FLORHAM PARK, N.J. -- Two years ago, it was the dysfunctional locker room. A year ago, it was the three-quarterback circus. When it comes to December, the New York Jets always seem to be in the middle of something messy and losing games.
They finished the last two seasons on three-game losing streaks. When that was mentioned Monday to coach Rex Ryan, who has three games remaining in his fifth season, his face lost color. He looked like he had been informed of an IRS audit.
"Oh, gosh," he said.
It's hard to imagine Ryan surviving another three-game losing streak, but the good news (for him) is that the Jets are in a better place, mentally, than last year and the year before.
Right now, there are no headline-making distractions swirling around the team. Yes, trouble is always lurking -- the quarterback situation could explode again with a couple of interceptions by Geno Smith -- but the Jets have been quieter than in past years under Ryan.
The circus is gone, replaced by a library. Now let's see if these studious, hard-working players, as Ryan describes them, can go out and finish the season on an upswing.
"I hope that doesn't happen again, my gosh," said Ryan, alluding to his past closing problems. "I'm confident it won't, but you have to focus on this particular moment and go from there. But, man, we've got to fix that one."
Maybe the Jets (6-7) experienced their late-season woes a little earlier than usual, as they just snapped a three-game skid by beating the Oakland Raiders. Hanukkah came early, so why not the Jets' losing streak?
Tackle Austin Howard, one of the most perceptive players in the locker room, said the recent slump served as a wake-up call, reminding players of what it takes to be successful late in the season. He offered a candid assessment of what wasn't happening.
"We learned from the past few games the impact of a lack of preparedness," he said. "We didn't prepare well for the previous games like we did this past week. Now we have that feeling of how it feels to prepare well and we’re going to carry that through."
It might be too late, as the Jets' playoff hopes are slim. If Howard's observation is accurate, it begs the question: What took so long to find that mindset? They needed it coming out of the bye week, at 5-4, when the season still contained so much promise.
"I believe we let our frustrations get the best of us," Howard said. "Obviously, we were upset we lost games we shouldn't have. The tension of feeling the season slip away got the better of us."

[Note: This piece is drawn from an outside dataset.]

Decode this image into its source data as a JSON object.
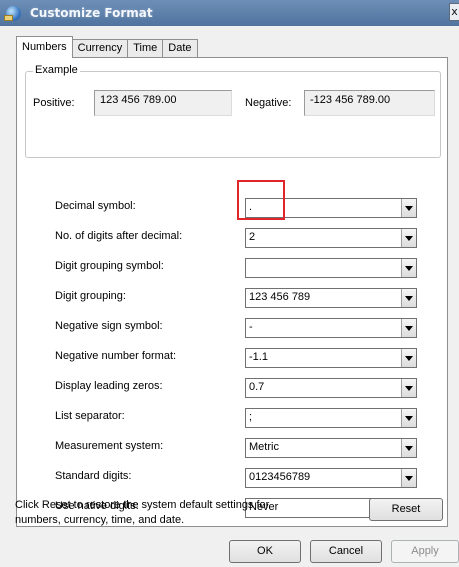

They played three lousy games in a row, becoming the team we thought they were at the start of the season. The playoffs probably are out of reach. In fact, if they lose to the Carolina Panthers and the Baltimore Ravens beat the Detroit Lions, the Jets are eliminated.
Ryan can survive elimination; what could doom him is a repeat of the past two years.
In the season-ending losing streaks, the Jets were outscored, 162-86; finished minus-11 in turnover margin; never scored more than 19 points; bickered with each other (Santonio Holmes versus Wayne Hunter) and became a laughingstock by mismanaging the Mark Sanchez-Tim Tebow-Greg McElroy quarterback soap opera.
It was bad football by a dysfunctional team.
They've cleaned up their image, behaving like grownups. As for the football, well, the Jets aren't collapse-proof. They still have two games on the road, Smith is capable of reverting to Bad Geno at any moment and the defense, which carried them to their first five wins, appears to be wearing down.
Ryan, who believes he learned a thing or two from the mistakes of his previous stretch runs, said he's planning to cut back on practice reps to keep the team fresh.
They know what not to do. Now all they have to do is make nice, be respectable and avoid the dreaded December choke.